Nothing in the data should be left out or altered when it is retyped.

Exercise inputs:
=== Begin Enclosure ===
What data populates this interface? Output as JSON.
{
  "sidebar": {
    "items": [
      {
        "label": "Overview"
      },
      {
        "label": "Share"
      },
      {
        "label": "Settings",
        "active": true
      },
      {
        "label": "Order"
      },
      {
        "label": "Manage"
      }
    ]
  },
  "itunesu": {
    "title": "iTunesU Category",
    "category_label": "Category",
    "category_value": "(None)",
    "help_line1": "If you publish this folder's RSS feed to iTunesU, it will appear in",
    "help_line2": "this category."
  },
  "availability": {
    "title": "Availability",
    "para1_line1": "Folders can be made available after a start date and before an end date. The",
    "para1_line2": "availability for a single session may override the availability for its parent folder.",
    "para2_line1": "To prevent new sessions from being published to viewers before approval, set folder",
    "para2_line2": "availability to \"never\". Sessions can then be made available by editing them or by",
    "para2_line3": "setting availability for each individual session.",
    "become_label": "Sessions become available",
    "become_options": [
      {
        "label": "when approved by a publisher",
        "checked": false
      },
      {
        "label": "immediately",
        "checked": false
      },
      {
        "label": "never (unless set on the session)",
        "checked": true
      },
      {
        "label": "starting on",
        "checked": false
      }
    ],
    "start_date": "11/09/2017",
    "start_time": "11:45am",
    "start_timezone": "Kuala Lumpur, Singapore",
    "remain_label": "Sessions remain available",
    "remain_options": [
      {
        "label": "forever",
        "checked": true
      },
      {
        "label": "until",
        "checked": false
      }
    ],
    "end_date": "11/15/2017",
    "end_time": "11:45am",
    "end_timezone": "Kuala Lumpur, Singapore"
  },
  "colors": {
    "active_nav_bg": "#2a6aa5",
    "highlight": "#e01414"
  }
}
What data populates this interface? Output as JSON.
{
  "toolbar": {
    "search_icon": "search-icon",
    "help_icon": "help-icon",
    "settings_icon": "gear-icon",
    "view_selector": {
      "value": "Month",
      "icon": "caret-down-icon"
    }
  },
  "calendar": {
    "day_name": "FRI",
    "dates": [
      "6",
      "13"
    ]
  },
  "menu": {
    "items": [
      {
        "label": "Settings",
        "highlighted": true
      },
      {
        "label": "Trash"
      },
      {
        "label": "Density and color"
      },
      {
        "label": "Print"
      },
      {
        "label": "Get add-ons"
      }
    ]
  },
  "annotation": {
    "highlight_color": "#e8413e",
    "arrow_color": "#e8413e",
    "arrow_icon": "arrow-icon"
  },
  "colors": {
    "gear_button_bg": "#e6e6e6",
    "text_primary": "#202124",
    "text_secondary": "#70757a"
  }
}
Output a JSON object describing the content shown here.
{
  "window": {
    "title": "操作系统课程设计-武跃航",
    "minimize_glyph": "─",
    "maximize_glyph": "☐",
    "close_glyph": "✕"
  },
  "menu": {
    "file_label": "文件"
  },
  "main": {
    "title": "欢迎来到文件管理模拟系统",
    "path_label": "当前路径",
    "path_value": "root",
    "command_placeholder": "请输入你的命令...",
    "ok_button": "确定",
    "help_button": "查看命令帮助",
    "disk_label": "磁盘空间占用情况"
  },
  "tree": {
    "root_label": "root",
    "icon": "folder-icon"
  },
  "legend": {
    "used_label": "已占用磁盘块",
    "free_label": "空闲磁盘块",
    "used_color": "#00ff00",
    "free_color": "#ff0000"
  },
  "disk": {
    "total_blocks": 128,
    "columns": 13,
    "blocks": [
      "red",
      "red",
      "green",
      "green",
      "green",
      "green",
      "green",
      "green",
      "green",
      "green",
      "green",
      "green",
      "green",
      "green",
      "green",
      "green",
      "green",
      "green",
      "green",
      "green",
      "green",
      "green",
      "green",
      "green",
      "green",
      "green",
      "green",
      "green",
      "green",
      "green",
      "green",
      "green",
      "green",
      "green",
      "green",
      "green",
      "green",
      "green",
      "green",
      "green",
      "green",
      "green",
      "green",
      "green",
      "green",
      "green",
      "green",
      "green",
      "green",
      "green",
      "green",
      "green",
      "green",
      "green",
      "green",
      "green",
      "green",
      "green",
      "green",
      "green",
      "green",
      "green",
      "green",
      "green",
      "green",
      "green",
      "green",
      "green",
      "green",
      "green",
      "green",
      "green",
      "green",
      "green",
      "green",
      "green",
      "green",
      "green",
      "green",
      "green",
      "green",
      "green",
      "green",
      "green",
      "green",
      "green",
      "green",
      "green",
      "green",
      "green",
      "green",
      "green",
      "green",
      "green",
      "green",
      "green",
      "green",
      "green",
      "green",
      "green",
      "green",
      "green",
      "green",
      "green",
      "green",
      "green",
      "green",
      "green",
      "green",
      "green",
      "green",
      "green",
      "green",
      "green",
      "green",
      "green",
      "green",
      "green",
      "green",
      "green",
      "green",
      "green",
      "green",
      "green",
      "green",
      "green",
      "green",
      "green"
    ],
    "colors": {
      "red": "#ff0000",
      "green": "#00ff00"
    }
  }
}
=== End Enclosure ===
Answer space:
What data populates this interface? Output as JSON.
{
  "sidebar": {
    "items": [
      {
        "label": "Overview"
      },
      {
        "label": "Share"
      },
      {
        "label": "Settings",
        "active": true
      },
      {
        "label": "Order"
      },
      {
        "label": "Manage"
      }
    ]
  },
  "itunesu": {
    "title": "iTunesU Category",
    "category_label": "Category",
    "category_value": "(None)",
    "help_line1": "If you publish this folder's RSS feed to iTunesU, it will appear in",
    "help_line2": "this category."
  },
  "availability": {
    "title": "Availability",
    "para1_line1": "Folders can be made available after a start date and before an end date. The",
    "para1_line2": "availability for a single session may override the availability for its parent folder.",
    "para2_line1": "To prevent new sessions from being published to viewers before approval, set folder",
    "para2_line2": "availability to \"never\". Sessions can then be made available by editing them or by",
    "para2_line3": "setting availability for each individual session.",
    "become_label": "Sessions become available",
    "become_options": [
      {
        "label": "when approved by a publisher",
        "checked": false
      },
      {
        "label": "immediately",
        "checked": false
      },
      {
        "label": "never (unless set on the session)",
        "checked": true
      },
      {
        "label": "starting on",
        "checked": false
      }
    ],
    "start_date": "11/09/2017",
    "start_time": "11:45am",
    "start_timezone": "Kuala Lumpur, Singapore",
    "remain_label": "Sessions remain available",
    "remain_options": [
      {
        "label": "forever",
        "checked": true
      },
      {
        "label": "until",
        "checked": false
      }
    ],
    "end_date": "11/15/2017",
    "end_time": "11:45am",
    "end_timezone": "Kuala Lumpur, Singapore"
  },
  "colors": {
    "active_nav_bg": "#2a6aa5",
    "highlight": "#e01414"
  }
}
What data populates this interface? Output as JSON.
{
  "toolbar": {
    "search_icon": "search-icon",
    "help_icon": "help-icon",
    "settings_icon": "gear-icon",
    "view_selector": {
      "value": "Month",
      "icon": "caret-down-icon"
    }
  },
  "calendar": {
    "day_name": "FRI",
    "dates": [
      "6",
      "13"
    ]
  },
  "menu": {
    "items": [
      {
        "label": "Settings",
        "highlighted": true
      },
      {
        "label": "Trash"
      },
      {
        "label": "Density and color"
      },
      {
        "label": "Print"
      },
      {
        "label": "Get add-ons"
      }
    ]
  },
  "annotation": {
    "highlight_color": "#e8413e",
    "arrow_color": "#e8413e",
    "arrow_icon": "arrow-icon"
  },
  "colors": {
    "gear_button_bg": "#e6e6e6",
    "text_primary": "#202124",
    "text_secondary": "#70757a"
  }
}
Output a JSON object describing the content shown here.
{
  "window": {
    "title": "操作系统课程设计-武跃航",
    "minimize_glyph": "─",
    "maximize_glyph": "☐",
    "close_glyph": "✕"
  },
  "menu": {
    "file_label": "文件"
  },
  "main": {
    "title": "欢迎来到文件管理模拟系统",
    "path_label": "当前路径",
    "path_value": "root",
    "command_placeholder": "请输入你的命令...",
    "ok_button": "确定",
    "help_button": "查看命令帮助",
    "disk_label": "磁盘空间占用情况"
  },
  "tree": {
    "root_label": "root",
    "icon": "folder-icon"
  },
  "legend": {
    "used_label": "已占用磁盘块",
    "free_label": "空闲磁盘块",
    "used_color": "#00ff00",
    "free_color": "#ff0000"
  },
  "disk": {
    "total_blocks": 128,
    "columns": 13,
    "blocks": [
      "red",
      "red",
      "green",
      "green",
      "green",
      "green",
      "green",
      "green",
      "green",
      "green",
      "green",
      "green",
      "green",
      "green",
      "green",
      "green",
      "green",
      "green",
      "green",
      "green",
      "green",
      "green",
      "green",
      "green",
      "green",
      "green",
      "green",
      "green",
      "green",
      "green",
      "green",
      "green",
      "green",
      "green",
      "green",
      "green",
      "green",
      "green",
      "green",
      "green",
      "green",
      "green",
      "green",
      "green",
      "green",
      "green",
      "green",
      "green",
      "green",
      "green",
      "green",
      "green",
      "green",
      "green",
      "green",
      "green",
      "green",
      "green",
      "green",
      "green",
      "green",
      "green",
      "green",
      "green",
      "green",
      "green",
      "green",
      "green",
      "green",
      "green",
      "green",
      "green",
      "green",
      "green",
      "green",
      "green",
      "green",
      "green",
      "green",
      "green",
      "green",
      "green",
      "green",
      "green",
      "green",
      "green",
      "green",
      "green",
      "green",
      "green",
      "green",
      "green",
      "green",
      "green",
      "green",
      "green",
      "green",
      "green",
      "green",
      "green",
      "green",
      "green",
      "green",
      "green",
      "green",
      "green",
      "green",
      "green",
      "green",
      "green",
      "green",
      "green",
      "green",
      "green",
      "green",
      "green",
      "green",
      "green",
      "green",
      "green",
      "green",
      "green",
      "green",
      "green",
      "green",
      "green",
      "green",
      "green"
    ],
    "colors": {
      "red": "#ff0000",
      "green": "#00ff00"
    }
  }
}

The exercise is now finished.